- Rewards – Give your donors an unconventional reward for donating to your fundraiser. For example, for everyone that donates $50 you send them a creative/fun photo of yourself or something related to your fundraiser.
- Bake Sale – Make some of your favorite treats (ask family & friends to bake) and have easy access to your phone, tablet or computer for people to donate right there to your fundraiser.
- Craft Sale – Make some of your favorite crafts (ask family & friends to make crafts) and again like the bake sale, have easy access to your phone, tablet, or computer for people to donate right there to your fundraiser.
- Take Advantage of Significant Dates – Use birthdays, anniversary dates, milestone dates and surgery dates as a reason to donate. For example, if the birthday of the person you’re raising money for is on the 10th of the month, ask donors to donate $10 on that day. If they are having surgery on the 13th, ask donors to give $13 to show they are sending prayers for a successful outcome.
- Get Together in Person – Share your fundraiser photos and/or video at a networking event and ask for their help in sharing with their social media choices, set a theme for a cook-off, basketball tournament or any activity you like to participate in.
- Brainstorm other Networks — Fundraising techniques aren’t one size fits all, so try to come up with the most effective approach for each different group of people in your life.
- Get Organized — Make a list of all the different social groups you’re part of, both online and off: church groups, coworkers, classmates, etc. Sometimes support can come from unexpected places: Brownies, Cub Scouts, Dance Academy or College Alumni.
- Brainstorm the Best Way to Approach each Group
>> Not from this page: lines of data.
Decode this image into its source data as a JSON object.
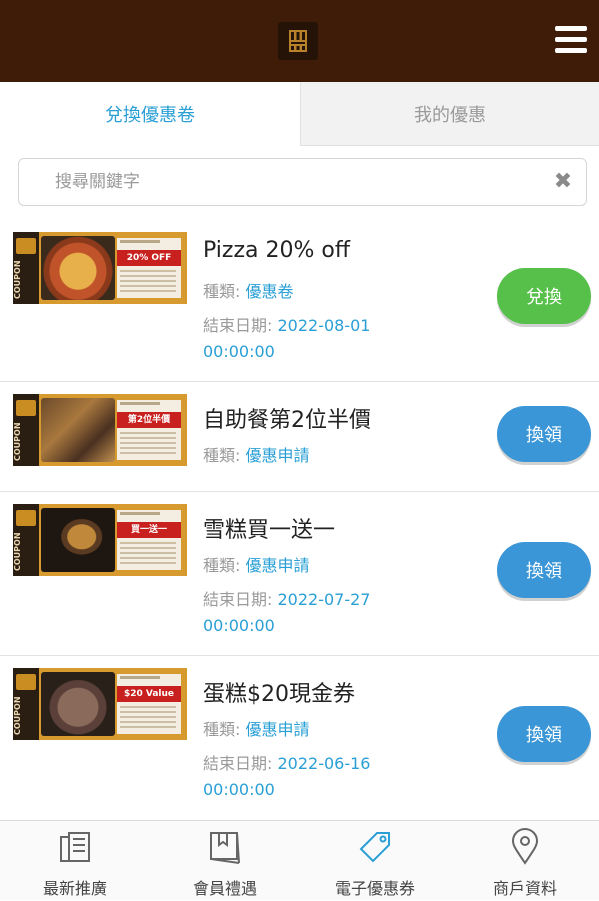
{
  "header": {
    "logo_icon": "wheat-logo-icon",
    "menu_icon": "hamburger-menu-icon",
    "bg_color": "#3e1c08"
  },
  "tabs": [
    {
      "label": "兌換優惠卷",
      "active": true
    },
    {
      "label": "我的優惠",
      "active": false
    }
  ],
  "search": {
    "placeholder": "搜尋關鍵字",
    "value": "",
    "clear_icon": "clear-x-icon"
  },
  "coupons": [
    {
      "title": "Pizza 20% off",
      "type_label": "種類:",
      "type_value": "優惠卷",
      "end_label": "結束日期:",
      "end_date": "2022-08-01",
      "end_time": "00:00:00",
      "button": "兌換",
      "button_color": "#57c04a",
      "thumb_text": "20% OFF"
    },
    {
      "title": "自助餐第2位半價",
      "type_label": "種類:",
      "type_value": "優惠申請",
      "button": "換領",
      "button_color": "#3a96d6",
      "thumb_text": "第2位半價"
    },
    {
      "title": "雪糕買一送一",
      "type_label": "種類:",
      "type_value": "優惠申請",
      "end_label": "結束日期:",
      "end_date": "2022-07-27",
      "end_time": "00:00:00",
      "button": "換領",
      "button_color": "#3a96d6",
      "thumb_text": "買一送一"
    },
    {
      "title": "蛋糕$20現金券",
      "type_label": "種類:",
      "type_value": "優惠申請",
      "end_label": "結束日期:",
      "end_date": "2022-06-16",
      "end_time": "00:00:00",
      "button": "換領",
      "button_color": "#3a96d6",
      "thumb_text": "$20 Value"
    }
  ],
  "thumb_common": {
    "coupon_word": "COUPON"
  },
  "bottom_nav": [
    {
      "label": "最新推廣",
      "icon": "news-icon"
    },
    {
      "label": "會員禮遇",
      "icon": "book-icon"
    },
    {
      "label": "電子優惠券",
      "icon": "tag-icon",
      "active": true
    },
    {
      "label": "商戶資料",
      "icon": "location-pin-icon"
    }
  ],
  "colors": {
    "accent": "#2a9fd6",
    "green": "#57c04a",
    "blue": "#3a96d6",
    "header": "#3e1c08"
  }
}
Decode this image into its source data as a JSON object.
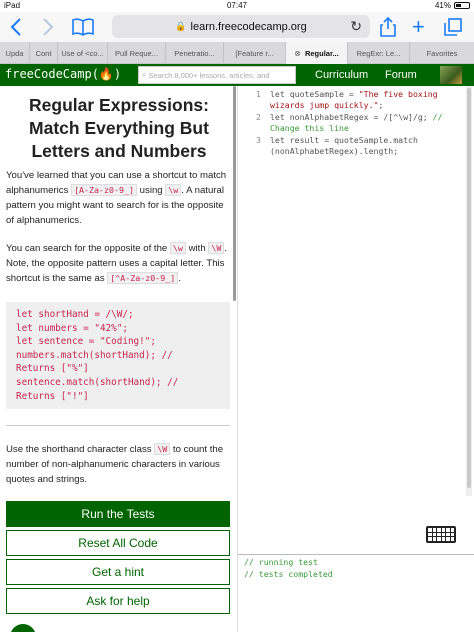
{
  "status_bar": {
    "device": "iPad",
    "time": "07:47",
    "battery": "41%"
  },
  "browser": {
    "url": "learn.freecodecamp.org",
    "tabs": [
      {
        "label": "Upda"
      },
      {
        "label": "Cont"
      },
      {
        "label": "Use of <co..."
      },
      {
        "label": "Pull Reque..."
      },
      {
        "label": "Penetratio..."
      },
      {
        "label": "[Feature r..."
      },
      {
        "label": "Regular...",
        "active": true
      },
      {
        "label": "RegExr: Le..."
      },
      {
        "label": "Favorites"
      }
    ]
  },
  "nav": {
    "logo": "freeCodeCamp(🔥)",
    "search_placeholder": "Search 8,000+ lessons, articles, and",
    "links": [
      "Curriculum",
      "Forum"
    ]
  },
  "lesson": {
    "title": "Regular Expressions: Match Everything But Letters and Numbers",
    "p1": {
      "t1": "You've learned that you can use a shortcut to match alphanumerics ",
      "c1": "[A-Za-z0-9_]",
      "t2": " using ",
      "c2": "\\w",
      "t3": ". A natural pattern you might want to search for is the opposite of alphanumerics."
    },
    "p2": {
      "t1": "You can search for the opposite of the ",
      "c1": "\\w",
      "t2": " with ",
      "c2": "\\W",
      "t3": ". Note, the opposite pattern uses a capital letter. This shortcut is the same as ",
      "c3": "[^A-Za-z0-9_]",
      "t4": "."
    },
    "code_example": "let shortHand = /\\W/;\nlet numbers = \"42%\";\nlet sentence = \"Coding!\";\nnumbers.match(shortHand); //\nReturns [\"%\"]\nsentence.match(shortHand); //\nReturns [\"!\"]",
    "p3": {
      "t1": "Use the shorthand character class ",
      "c1": "\\W",
      "t2": " to count the number of non-alphanumeric characters in various quotes and strings."
    },
    "buttons": {
      "run": "Run the Tests",
      "reset": "Reset All Code",
      "hint": "Get a hint",
      "help": "Ask for help"
    }
  },
  "editor": {
    "line_numbers": [
      "1",
      "2",
      "3"
    ],
    "l1a": "let quoteSample = ",
    "l1b": "\"The five boxing",
    "l1c": "wizards jump quickly.\"",
    "l1d": ";",
    "l2a": "let nonAlphabetRegex = /[^\\w]/g; ",
    "l2b": "//",
    "l2c": "Change this line",
    "l3a": "let result = quoteSample.match",
    "l3b": "(nonAlphabetRegex).length;"
  },
  "output": {
    "lines": [
      "// running test",
      "// tests completed"
    ]
  }
}
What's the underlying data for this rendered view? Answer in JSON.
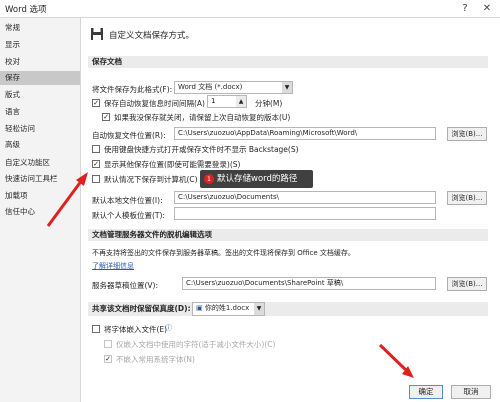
{
  "window": {
    "title": "Word 选项",
    "help": "?",
    "close": "✕"
  },
  "sidebar": {
    "items": [
      {
        "label": "常规"
      },
      {
        "label": "显示"
      },
      {
        "label": "校对"
      },
      {
        "label": "保存"
      },
      {
        "label": "版式"
      },
      {
        "label": "语言"
      },
      {
        "label": "轻松访问"
      },
      {
        "label": "高级"
      },
      {
        "label": "自定义功能区"
      },
      {
        "label": "快速访问工具栏"
      },
      {
        "label": "加载项"
      },
      {
        "label": "信任中心"
      }
    ],
    "active_index": 3
  },
  "header": {
    "title": "自定义文档保存方式。"
  },
  "save_docs": {
    "section_title": "保存文档",
    "format_label": "将文件保存为此格式(F):",
    "format_value": "Word 文档 (*.docx)",
    "autorecover_label": "保存自动恢复信息时间间隔(A)",
    "autorecover_value": "1",
    "autorecover_unit": "分钟(M)",
    "keep_last_label": "如果我没保存就关闭，请保留上次自动恢复的版本(U)",
    "autorecover_path_label": "自动恢复文件位置(R):",
    "autorecover_path_value": "C:\\Users\\zuozuo\\AppData\\Roaming\\Microsoft\\Word\\",
    "browse_label": "浏览(B)...",
    "no_backstage_label": "使用键盘快捷方式打开或保存文件时不显示 Backstage(S)",
    "show_more_locations_label": "显示其他保存位置(即使可能需要登录)(S)",
    "save_to_computer_label": "默认情况下保存到计算机(C)",
    "local_path_label": "默认本地文件位置(I):",
    "local_path_value": "C:\\Users\\zuozuo\\Documents\\",
    "browse2_label": "浏览(B)...",
    "templates_label": "默认个人模板位置(T):",
    "templates_value": ""
  },
  "tooltip": {
    "number": "1",
    "text": "默认存储word的路径"
  },
  "offline": {
    "section_title": "文档管理服务器文件的脱机编辑选项",
    "desc": "不再支持将签出的文件保存到服务器草稿。签出的文件现将保存到 Office 文档缓存。",
    "link": "了解详细信息",
    "drafts_label": "服务器草稿位置(V):",
    "drafts_value": "C:\\Users\\zuozuo\\Documents\\SharePoint 草稿\\",
    "browse_label": "浏览(B)..."
  },
  "fidelity": {
    "section_title": "共享该文档时保留保真度(D):",
    "doc_value": "你的姓1.docx",
    "embed_fonts_label": "将字体嵌入文件(E)",
    "embed_used_only_label": "仅嵌入文档中使用的字符(适于减小文件大小)(C)",
    "no_system_fonts_label": "不嵌入常用系统字体(N)"
  },
  "footer": {
    "ok_label": "确定",
    "cancel_label": "取消"
  },
  "colors": {
    "accent": "#e02020",
    "active": "#c8c8c8"
  }
}
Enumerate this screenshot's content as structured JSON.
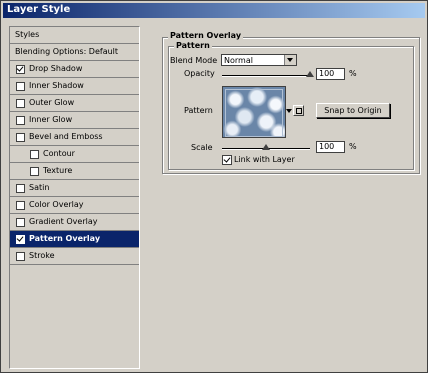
{
  "window": {
    "title": "Layer Style"
  },
  "style_list": [
    {
      "label": "Styles",
      "checkbox": false,
      "checked": false,
      "active": false,
      "sub": false
    },
    {
      "label": "Blending Options: Default",
      "checkbox": false,
      "checked": false,
      "active": false,
      "sub": false
    },
    {
      "label": "Drop Shadow",
      "checkbox": true,
      "checked": true,
      "active": false,
      "sub": false
    },
    {
      "label": "Inner Shadow",
      "checkbox": true,
      "checked": false,
      "active": false,
      "sub": false
    },
    {
      "label": "Outer Glow",
      "checkbox": true,
      "checked": false,
      "active": false,
      "sub": false
    },
    {
      "label": "Inner Glow",
      "checkbox": true,
      "checked": false,
      "active": false,
      "sub": false
    },
    {
      "label": "Bevel and Emboss",
      "checkbox": true,
      "checked": false,
      "active": false,
      "sub": false
    },
    {
      "label": "Contour",
      "checkbox": true,
      "checked": false,
      "active": false,
      "sub": true
    },
    {
      "label": "Texture",
      "checkbox": true,
      "checked": false,
      "active": false,
      "sub": true
    },
    {
      "label": "Satin",
      "checkbox": true,
      "checked": false,
      "active": false,
      "sub": false
    },
    {
      "label": "Color Overlay",
      "checkbox": true,
      "checked": false,
      "active": false,
      "sub": false
    },
    {
      "label": "Gradient Overlay",
      "checkbox": true,
      "checked": false,
      "active": false,
      "sub": false
    },
    {
      "label": "Pattern Overlay",
      "checkbox": true,
      "checked": true,
      "active": true,
      "sub": false
    },
    {
      "label": "Stroke",
      "checkbox": true,
      "checked": false,
      "active": false,
      "sub": false
    }
  ],
  "panel": {
    "group_title": "Pattern Overlay",
    "subgroup_title": "Pattern",
    "blend_mode_label": "Blend Mode",
    "blend_mode_value": "Normal",
    "opacity_label": "Opacity",
    "opacity_value": "100",
    "opacity_unit": "%",
    "opacity_level": 1.0,
    "pattern_label": "Pattern",
    "snap_button": "Snap to Origin",
    "scale_label": "Scale",
    "scale_value": "100",
    "scale_unit": "%",
    "scale_level": 0.5,
    "link_label": "Link with Layer",
    "link_checked": true
  },
  "colors": {
    "title_bar_start": "#0a246a",
    "title_bar_end": "#a6caf0",
    "selection": "#0a246a",
    "face": "#d4d0c8"
  }
}
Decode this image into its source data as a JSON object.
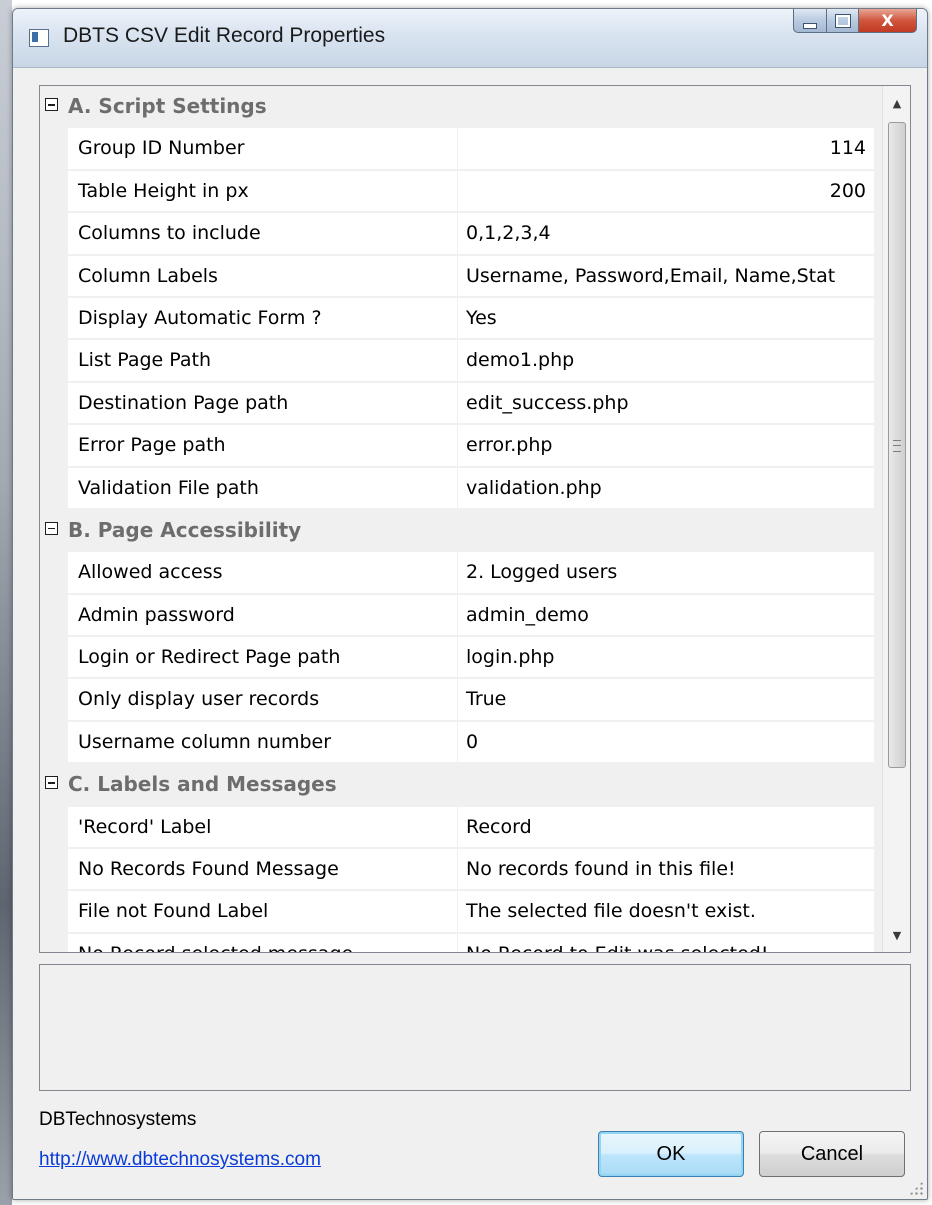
{
  "window": {
    "title": "DBTS CSV Edit Record Properties"
  },
  "icons": {
    "app": "app-window-icon",
    "minimize": "minimize-icon",
    "maximize": "maximize-icon",
    "close": "close-icon",
    "expander": "collapse-minus-icon",
    "scroll_up": "scroll-up-arrow-icon",
    "scroll_down": "scroll-down-arrow-icon"
  },
  "close_glyph": "X",
  "scroll_up_glyph": "▲",
  "scroll_down_glyph": "▼",
  "categories": [
    {
      "name": "A. Script Settings",
      "properties": [
        {
          "name": "Group ID Number",
          "value": "114",
          "align": "right"
        },
        {
          "name": "Table Height in px",
          "value": "200",
          "align": "right"
        },
        {
          "name": "Columns to include",
          "value": "0,1,2,3,4"
        },
        {
          "name": "Column Labels",
          "value": "Username, Password,Email, Name,Stat"
        },
        {
          "name": "Display Automatic Form ?",
          "value": "Yes"
        },
        {
          "name": "List Page Path",
          "value": "demo1.php"
        },
        {
          "name": "Destination Page path",
          "value": "edit_success.php"
        },
        {
          "name": "Error Page path",
          "value": "error.php"
        },
        {
          "name": "Validation File path",
          "value": "validation.php"
        }
      ]
    },
    {
      "name": "B. Page Accessibility",
      "properties": [
        {
          "name": "Allowed access",
          "value": "2. Logged users"
        },
        {
          "name": "Admin password",
          "value": "admin_demo"
        },
        {
          "name": "Login or Redirect Page path",
          "value": "login.php"
        },
        {
          "name": "Only display user records",
          "value": "True"
        },
        {
          "name": "Username column number",
          "value": "0"
        }
      ]
    },
    {
      "name": "C. Labels and Messages",
      "properties": [
        {
          "name": "'Record' Label",
          "value": "Record"
        },
        {
          "name": "No Records Found Message",
          "value": "No records found in this file!"
        },
        {
          "name": "File not Found Label",
          "value": "The selected file doesn't exist."
        },
        {
          "name": "No Record selected message",
          "value": "No Record to Edit was selected!"
        }
      ]
    }
  ],
  "description": {
    "title": "",
    "text": ""
  },
  "footer": {
    "company": "DBTechnosystems",
    "link": "http://www.dbtechnosystems.com",
    "ok_label": "OK",
    "cancel_label": "Cancel"
  }
}
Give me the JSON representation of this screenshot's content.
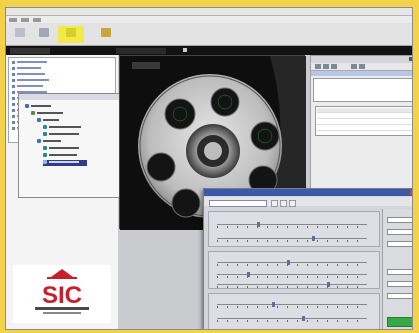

- Set up a donation jar at work and ask your coworkers to put a dollar in every time they swear
- Ask your employer to allow employees to wear jeans on Friday if they donate $5 to your cause
- Find networks like your college friends and make a Facebook page or group with the link to donate digitally because they are likely scattered around the country.
- Set a Strategy – Keeping in mind not being too pushy. Write down a strategy and create a checklist for promoting your online fundraiser. Ideas such as: Share on Facebook, phone 5 friends, or text or email 5 friends a day; be open to adding Team Members to help promote your fundraiser to their friends.
Start Your Campaign with a Bang!
People do what they see other people do.
When someone sees that another person has donated to or shared an online fundraising campaign, then they are more likely to do the same. It makes the cause seem more worthy as it has someone’s stamp of approval.
The bottom line is no one wants to donate to a cause that no one else is donating to.
Communicate, Communicate, Communicate
Call or speak to 5–10 of your closest friends, family, co-workers and ask them to donate to your cause the day you launch it.
Create a great short and to the point post that you can share with your closest friends, family and co-workers to make it easy for them to share on every social media site they are connected on — Facebook, Instagram, Twitter, LinkedIn, etc.
Continue to update your supporters by posting updates to the fundraiser page and thank donors publicly as they donate. Be sure to post this on Facebook and tag all the names so that your post goes on their walls. Personalize whenever possible.
Communicate, communicate, communicate. Thanks with your donors. It is vital that you thank your donors sincerely and provide updates when appropriate. You want your donors to feel really special for having donated to you! Not only is this a good thing to do, but it will also encourage them to share and talk about your fundraiser to their friends.
Ready to start your Fundraiser?
Before you begin, you’ll need to gather a few things:
- A title for your fundraiser
- A goal amount for your fundraiser
- What type of fundraiser is it?
- A short description (140 characters or less) for your fundraiser
- A long description for your fundraiser
- At least 1 photo for your fundraiser
- And end date for your fundraiser (can be no more than 4 months from today)
- The beneficiary’s first and last name
- The beneficiary’s address, city, state and zip code
- The beneficiary’s email address
- The beneficiary’s phone number